» Exercise aim
Produce all the records again exactly as they stand.

[Collected data entries]
%%
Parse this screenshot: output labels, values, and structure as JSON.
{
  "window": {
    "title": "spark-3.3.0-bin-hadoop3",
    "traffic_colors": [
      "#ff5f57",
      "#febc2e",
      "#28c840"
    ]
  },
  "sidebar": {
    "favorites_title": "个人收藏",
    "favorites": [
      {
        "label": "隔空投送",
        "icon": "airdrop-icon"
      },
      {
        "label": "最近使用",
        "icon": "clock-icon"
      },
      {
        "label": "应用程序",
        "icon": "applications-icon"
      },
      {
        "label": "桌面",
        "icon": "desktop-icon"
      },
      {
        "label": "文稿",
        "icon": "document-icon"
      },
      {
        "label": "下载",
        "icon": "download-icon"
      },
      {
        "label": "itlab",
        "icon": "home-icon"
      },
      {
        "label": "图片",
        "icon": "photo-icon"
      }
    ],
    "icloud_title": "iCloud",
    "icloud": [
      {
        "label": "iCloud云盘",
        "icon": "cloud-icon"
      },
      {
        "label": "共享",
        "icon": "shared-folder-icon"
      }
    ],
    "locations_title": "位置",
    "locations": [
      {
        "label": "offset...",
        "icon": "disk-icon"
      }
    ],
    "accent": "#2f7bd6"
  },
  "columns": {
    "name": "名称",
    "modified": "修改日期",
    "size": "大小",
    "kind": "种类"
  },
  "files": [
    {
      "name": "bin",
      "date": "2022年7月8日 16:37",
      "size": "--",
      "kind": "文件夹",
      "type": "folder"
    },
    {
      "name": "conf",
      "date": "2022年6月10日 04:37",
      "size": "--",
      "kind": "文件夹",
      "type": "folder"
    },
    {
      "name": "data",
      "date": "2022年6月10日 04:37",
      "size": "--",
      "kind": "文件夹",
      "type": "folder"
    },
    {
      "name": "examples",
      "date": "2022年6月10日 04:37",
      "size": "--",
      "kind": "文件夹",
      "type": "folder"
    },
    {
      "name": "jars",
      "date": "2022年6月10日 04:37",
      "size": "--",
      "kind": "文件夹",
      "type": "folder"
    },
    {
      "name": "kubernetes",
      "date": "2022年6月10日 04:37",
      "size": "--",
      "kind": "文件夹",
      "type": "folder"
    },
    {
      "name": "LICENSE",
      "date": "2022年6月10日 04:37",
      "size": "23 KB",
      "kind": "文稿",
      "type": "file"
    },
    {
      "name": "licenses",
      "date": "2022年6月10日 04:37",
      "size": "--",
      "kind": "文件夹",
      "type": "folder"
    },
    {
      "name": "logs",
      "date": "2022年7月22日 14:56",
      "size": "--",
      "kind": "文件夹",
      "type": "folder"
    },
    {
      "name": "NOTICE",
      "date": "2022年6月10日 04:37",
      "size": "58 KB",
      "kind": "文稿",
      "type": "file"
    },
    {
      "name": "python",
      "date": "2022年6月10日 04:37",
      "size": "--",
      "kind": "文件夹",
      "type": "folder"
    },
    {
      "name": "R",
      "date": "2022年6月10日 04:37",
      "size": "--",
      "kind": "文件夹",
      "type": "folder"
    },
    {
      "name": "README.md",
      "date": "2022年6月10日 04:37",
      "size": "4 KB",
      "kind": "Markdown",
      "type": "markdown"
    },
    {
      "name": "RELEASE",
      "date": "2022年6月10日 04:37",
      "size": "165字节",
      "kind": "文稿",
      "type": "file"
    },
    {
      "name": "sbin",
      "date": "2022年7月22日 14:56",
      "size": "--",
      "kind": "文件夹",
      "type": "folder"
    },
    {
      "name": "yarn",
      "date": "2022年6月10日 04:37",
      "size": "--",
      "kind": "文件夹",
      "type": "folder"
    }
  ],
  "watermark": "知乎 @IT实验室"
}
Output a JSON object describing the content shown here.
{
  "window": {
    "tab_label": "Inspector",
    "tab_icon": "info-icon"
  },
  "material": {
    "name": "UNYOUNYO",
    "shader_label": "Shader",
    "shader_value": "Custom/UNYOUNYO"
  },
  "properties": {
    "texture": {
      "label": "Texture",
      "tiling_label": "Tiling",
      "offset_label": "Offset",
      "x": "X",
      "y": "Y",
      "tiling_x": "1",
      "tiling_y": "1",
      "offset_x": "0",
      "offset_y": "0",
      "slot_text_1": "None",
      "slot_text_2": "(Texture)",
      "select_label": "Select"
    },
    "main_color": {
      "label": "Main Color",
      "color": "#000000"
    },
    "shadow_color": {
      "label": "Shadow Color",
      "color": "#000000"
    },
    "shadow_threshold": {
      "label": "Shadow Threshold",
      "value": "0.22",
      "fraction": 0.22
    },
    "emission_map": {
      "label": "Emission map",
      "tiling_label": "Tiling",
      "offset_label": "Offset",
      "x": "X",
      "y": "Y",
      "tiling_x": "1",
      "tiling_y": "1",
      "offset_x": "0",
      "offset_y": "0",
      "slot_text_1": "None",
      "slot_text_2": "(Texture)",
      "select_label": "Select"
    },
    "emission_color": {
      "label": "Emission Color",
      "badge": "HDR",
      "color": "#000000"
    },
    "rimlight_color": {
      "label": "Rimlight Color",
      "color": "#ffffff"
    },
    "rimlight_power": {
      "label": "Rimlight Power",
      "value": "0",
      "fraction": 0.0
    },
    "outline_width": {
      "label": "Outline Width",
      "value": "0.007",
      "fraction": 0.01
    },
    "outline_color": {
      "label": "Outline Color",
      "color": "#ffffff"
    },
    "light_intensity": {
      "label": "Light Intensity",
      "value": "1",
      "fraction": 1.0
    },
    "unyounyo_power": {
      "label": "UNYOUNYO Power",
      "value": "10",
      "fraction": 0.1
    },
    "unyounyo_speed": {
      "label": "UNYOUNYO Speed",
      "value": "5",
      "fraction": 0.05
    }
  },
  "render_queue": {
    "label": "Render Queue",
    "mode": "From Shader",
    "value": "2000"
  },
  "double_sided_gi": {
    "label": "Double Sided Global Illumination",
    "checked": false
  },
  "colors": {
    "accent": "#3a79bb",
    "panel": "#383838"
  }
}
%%
» Solution below
Parse this screenshot: output labels, values, and structure as JSON.
{
  "window": {
    "title": "spark-3.3.0-bin-hadoop3",
    "traffic_colors": [
      "#ff5f57",
      "#febc2e",
      "#28c840"
    ]
  },
  "sidebar": {
    "favorites_title": "个人收藏",
    "favorites": [
      {
        "label": "隔空投送",
        "icon": "airdrop-icon"
      },
      {
        "label": "最近使用",
        "icon": "clock-icon"
      },
      {
        "label": "应用程序",
        "icon": "applications-icon"
      },
      {
        "label": "桌面",
        "icon": "desktop-icon"
      },
      {
        "label": "文稿",
        "icon": "document-icon"
      },
      {
        "label": "下载",
        "icon": "download-icon"
      },
      {
        "label": "itlab",
        "icon": "home-icon"
      },
      {
        "label": "图片",
        "icon": "photo-icon"
      }
    ],
    "icloud_title": "iCloud",
    "icloud": [
      {
        "label": "iCloud云盘",
        "icon": "cloud-icon"
      },
      {
        "label": "共享",
        "icon": "shared-folder-icon"
      }
    ],
    "locations_title": "位置",
    "locations": [
      {
        "label": "offset...",
        "icon": "disk-icon"
      }
    ],
    "accent": "#2f7bd6"
  },
  "columns": {
    "name": "名称",
    "modified": "修改日期",
    "size": "大小",
    "kind": "种类"
  },
  "files": [
    {
      "name": "bin",
      "date": "2022年7月8日 16:37",
      "size": "--",
      "kind": "文件夹",
      "type": "folder"
    },
    {
      "name": "conf",
      "date": "2022年6月10日 04:37",
      "size": "--",
      "kind": "文件夹",
      "type": "folder"
    },
    {
      "name": "data",
      "date": "2022年6月10日 04:37",
      "size": "--",
      "kind": "文件夹",
      "type": "folder"
    },
    {
      "name": "examples",
      "date": "2022年6月10日 04:37",
      "size": "--",
      "kind": "文件夹",
      "type": "folder"
    },
    {
      "name": "jars",
      "date": "2022年6月10日 04:37",
      "size": "--",
      "kind": "文件夹",
      "type": "folder"
    },
    {
      "name": "kubernetes",
      "date": "2022年6月10日 04:37",
      "size": "--",
      "kind": "文件夹",
      "type": "folder"
    },
    {
      "name": "LICENSE",
      "date": "2022年6月10日 04:37",
      "size": "23 KB",
      "kind": "文稿",
      "type": "file"
    },
    {
      "name": "licenses",
      "date": "2022年6月10日 04:37",
      "size": "--",
      "kind": "文件夹",
      "type": "folder"
    },
    {
      "name": "logs",
      "date": "2022年7月22日 14:56",
      "size": "--",
      "kind": "文件夹",
      "type": "folder"
    },
    {
      "name": "NOTICE",
      "date": "2022年6月10日 04:37",
      "size": "58 KB",
      "kind": "文稿",
      "type": "file"
    },
    {
      "name": "python",
      "date": "2022年6月10日 04:37",
      "size": "--",
      "kind": "文件夹",
      "type": "folder"
    },
    {
      "name": "R",
      "date": "2022年6月10日 04:37",
      "size": "--",
      "kind": "文件夹",
      "type": "folder"
    },
    {
      "name": "README.md",
      "date": "2022年6月10日 04:37",
      "size": "4 KB",
      "kind": "Markdown",
      "type": "markdown"
    },
    {
      "name": "RELEASE",
      "date": "2022年6月10日 04:37",
      "size": "165字节",
      "kind": "文稿",
      "type": "file"
    },
    {
      "name": "sbin",
      "date": "2022年7月22日 14:56",
      "size": "--",
      "kind": "文件夹",
      "type": "folder"
    },
    {
      "name": "yarn",
      "date": "2022年6月10日 04:37",
      "size": "--",
      "kind": "文件夹",
      "type": "folder"
    }
  ],
  "watermark": "知乎 @IT实验室"
}
Output a JSON object describing the content shown here.
{
  "window": {
    "tab_label": "Inspector",
    "tab_icon": "info-icon"
  },
  "material": {
    "name": "UNYOUNYO",
    "shader_label": "Shader",
    "shader_value": "Custom/UNYOUNYO"
  },
  "properties": {
    "texture": {
      "label": "Texture",
      "tiling_label": "Tiling",
      "offset_label": "Offset",
      "x": "X",
      "y": "Y",
      "tiling_x": "1",
      "tiling_y": "1",
      "offset_x": "0",
      "offset_y": "0",
      "slot_text_1": "None",
      "slot_text_2": "(Texture)",
      "select_label": "Select"
    },
    "main_color": {
      "label": "Main Color",
      "color": "#000000"
    },
    "shadow_color": {
      "label": "Shadow Color",
      "color": "#000000"
    },
    "shadow_threshold": {
      "label": "Shadow Threshold",
      "value": "0.22",
      "fraction": 0.22
    },
    "emission_map": {
      "label": "Emission map",
      "tiling_label": "Tiling",
      "offset_label": "Offset",
      "x": "X",
      "y": "Y",
      "tiling_x": "1",
      "tiling_y": "1",
      "offset_x": "0",
      "offset_y": "0",
      "slot_text_1": "None",
      "slot_text_2": "(Texture)",
      "select_label": "Select"
    },
    "emission_color": {
      "label": "Emission Color",
      "badge": "HDR",
      "color": "#000000"
    },
    "rimlight_color": {
      "label": "Rimlight Color",
      "color": "#ffffff"
    },
    "rimlight_power": {
      "label": "Rimlight Power",
      "value": "0",
      "fraction": 0.0
    },
    "outline_width": {
      "label": "Outline Width",
      "value": "0.007",
      "fraction": 0.01
    },
    "outline_color": {
      "label": "Outline Color",
      "color": "#ffffff"
    },
    "light_intensity": {
      "label": "Light Intensity",
      "value": "1",
      "fraction": 1.0
    },
    "unyounyo_power": {
      "label": "UNYOUNYO Power",
      "value": "10",
      "fraction": 0.1
    },
    "unyounyo_speed": {
      "label": "UNYOUNYO Speed",
      "value": "5",
      "fraction": 0.05
    }
  },
  "render_queue": {
    "label": "Render Queue",
    "mode": "From Shader",
    "value": "2000"
  },
  "double_sided_gi": {
    "label": "Double Sided Global Illumination",
    "checked": false
  },
  "colors": {
    "accent": "#3a79bb",
    "panel": "#383838"
  }
}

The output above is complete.